He has been attacked by the New York State Tenants and Neighbors Coalition as a "lonely computer programmer with an overabundance of energy, an excess of spare time, a fax machine and a statewide directory of newspaper editors."
Billy Easton, the organizations executive director, said Weissman "probably couldnt organize a block party" and wrote a letter to the Farm Bureau, which lobbies Albany legislators on behalf of farmers, pledging that city tenants would continue to eat New York farm products.
And, in a stunning blow, Community Board 3 rescinded its pro-boycott resolution. "In May we supported it," said Martha Danzinger, the boards district manager. "In June we rescinded it. People from Tenants and Neighbors came to speak to us. The champion of the whole fight is obviously [Assembly] Speaker [Sheldon] Silver and [board members] talked to his office. So we voted to rescind it." Silver has said he opposes the boycott.
Tenants and Neighbors has written letters to all community boards urging them to reject the resolution.
"No good deed goes unpunished," Weissman noted wryly on Wednesday.
Nonetheless, the campaign has had some success. In all, 10 community boards out of 59 in the city have approved the resolution, which Weissman has expanded to include all upstate products.
And he is getting plenty of press north of the city. The Albany Times-Union has covered the story from the beginning, and featured it on its June 4 front page, with the headline "Tenants in NYC Vow to Get Even." The Troy Record, Schenectady Gazette and other papers have been following the boycott story.

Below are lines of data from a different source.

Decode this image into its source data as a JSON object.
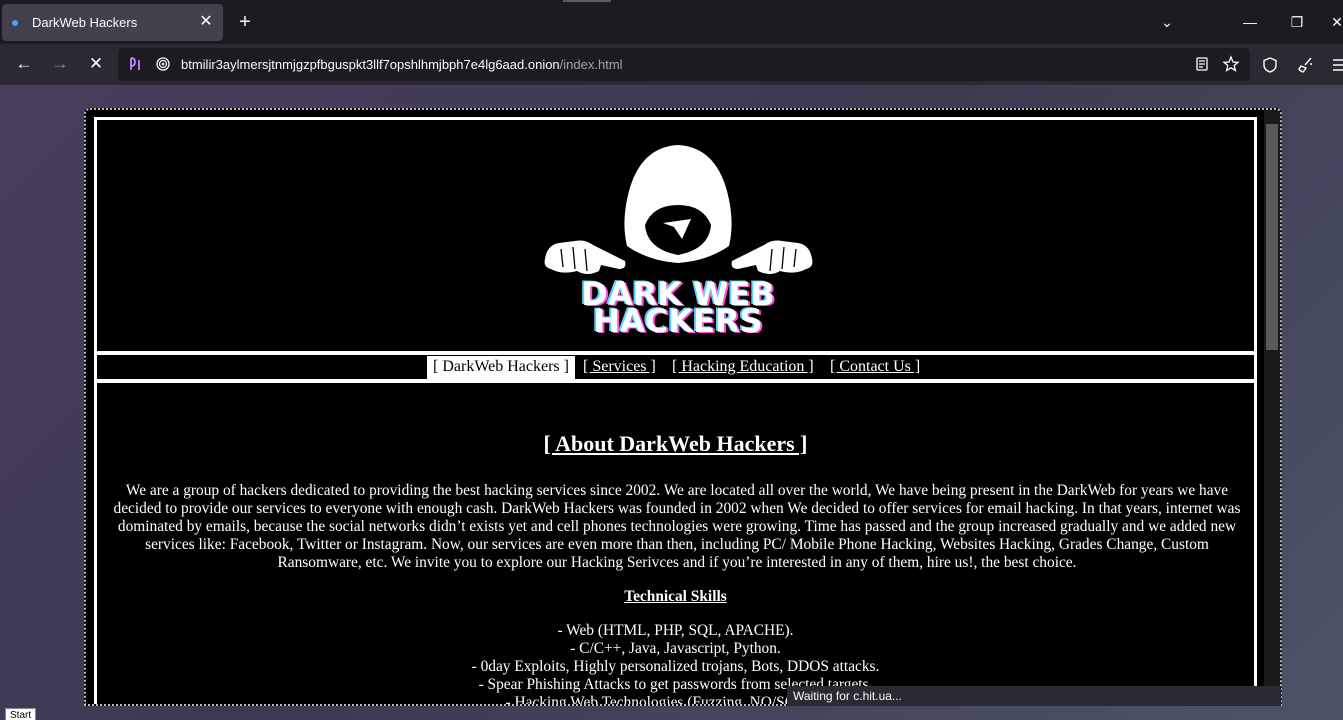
{
  "browser": {
    "tab": {
      "title": "DarkWeb Hackers",
      "close": "✕"
    },
    "new_tab": "+",
    "window_controls": {
      "list_tabs": "⌄",
      "minimize": "—",
      "restore": "❐",
      "close": "✕"
    },
    "nav": {
      "back": "←",
      "forward": "→",
      "stop": "✕"
    },
    "url": {
      "host": "btmilir3aylmersjtnmjgzpfbguspkt3llf7opshlhmjbph7e4lg6aad.onion",
      "path": "/index.html"
    },
    "icons": [
      "reader-mode-icon",
      "bookmark-star-icon",
      "shield-icon",
      "extension-broom-icon",
      "menu-icon"
    ]
  },
  "site": {
    "logo": {
      "line1": "DARK WEB",
      "line2": "HACKERS"
    },
    "menu": [
      "[ DarkWeb Hackers ]",
      "[ Services ]",
      "[ Hacking Education ]",
      "[ Contact Us ]"
    ],
    "about_title": "[ About DarkWeb Hackers ]",
    "about_text": "We are a group of hackers dedicated to providing the best hacking services since 2002. We are located all over the world, We have being present in the DarkWeb for years we have decided to provide our services to everyone with enough cash. DarkWeb Hackers was founded in 2002 when We decided to offer services for email hacking. In that years, internet was dominated by emails, because the social networks didn’t exists yet and cell phones technologies were growing. Time has passed and the group increased gradually and we added new services like: Facebook, Twitter or Instagram. Now, our services are even more than then, including PC/ Mobile Phone Hacking, Websites Hacking, Grades Change, Custom Ransomware, etc. We invite you to explore our Hacking Serivces and if you’re interested in any of them, hire us!, the best choice.",
    "skills_title": "Technical Skills",
    "skills": [
      "- Web (HTML, PHP, SQL, APACHE).",
      "- C/C++, Java, Javascript, Python.",
      "- 0day Exploits, Highly personalized trojans, Bots, DDOS attacks.",
      "- Spear Phishing Attacks to get passwords from selected targets.",
      "- Hacking Web Technologies (Fuzzing, NO/SQLi, XSS"
    ]
  },
  "status": "Waiting for c.hit.ua...",
  "taskbar": {
    "start": "Start"
  },
  "colors": {
    "tabbar": "#1c1b22",
    "navbar": "#2b2a33",
    "logo_pink": "#ff4fd8",
    "logo_cyan": "#5ad1ff"
  }
}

"One of the most over-reported non-events is [this] boycott by New York City tenants," wrote Vincent Wishrad, development coordinator for Tenants and Neighbors, in a June 3 letter to the editor of the Times-Union. "With upstate papers seeking to make rent control relevant to their readers, this inept boycott effort has received a lot of ink."
Undeterred, Weissman vows to push on with his plan.
"What I am calling for is direct action by voters," he said. "Take matters into your own hands. Communicate directly to upstate residents. Take responsibility for your elected officials."
The resolution says upstate "legislators are accountable to businesses that derive much of their revenue from downstate consumers."
"Even if there was no boycott, upstate businesses and farmers would experience a dramatic loss in downstate sales," he continued. "Because every dollar paid in higher rents is a dollar that cant be used to buy anything, including upstate goods."
An Apple computer salesman, Weissman has lived in a rent-regulated East Fifth Street apartment, paying below market-value rent, since 1978. He has said the end of rent laws would result in an "economic cleansing of all persons below a certain income level."
The boycott idea came to Weissman when he visited the Met Supermarket on Second Avenue between Sixth and Seventh streets and bought a block of New York State cheddar cheese. He stopped by the supermarket on Wednesday to stock up on state farm products in anticipation of the end of rent laws and the beginning of his boycott.
He discovered cheese packages without the New York State sticker that is usually placed on them. It was as if the store owners had caught wind of the boycott and decided that they didnt want to be associated with New York cheese, Weissman said.
Michael Schumacher, manager of the store, wasnt quite buying it.
"Why would I want to take the label off the cheese?" he said. "I want to sell them. I have enough problems in this business."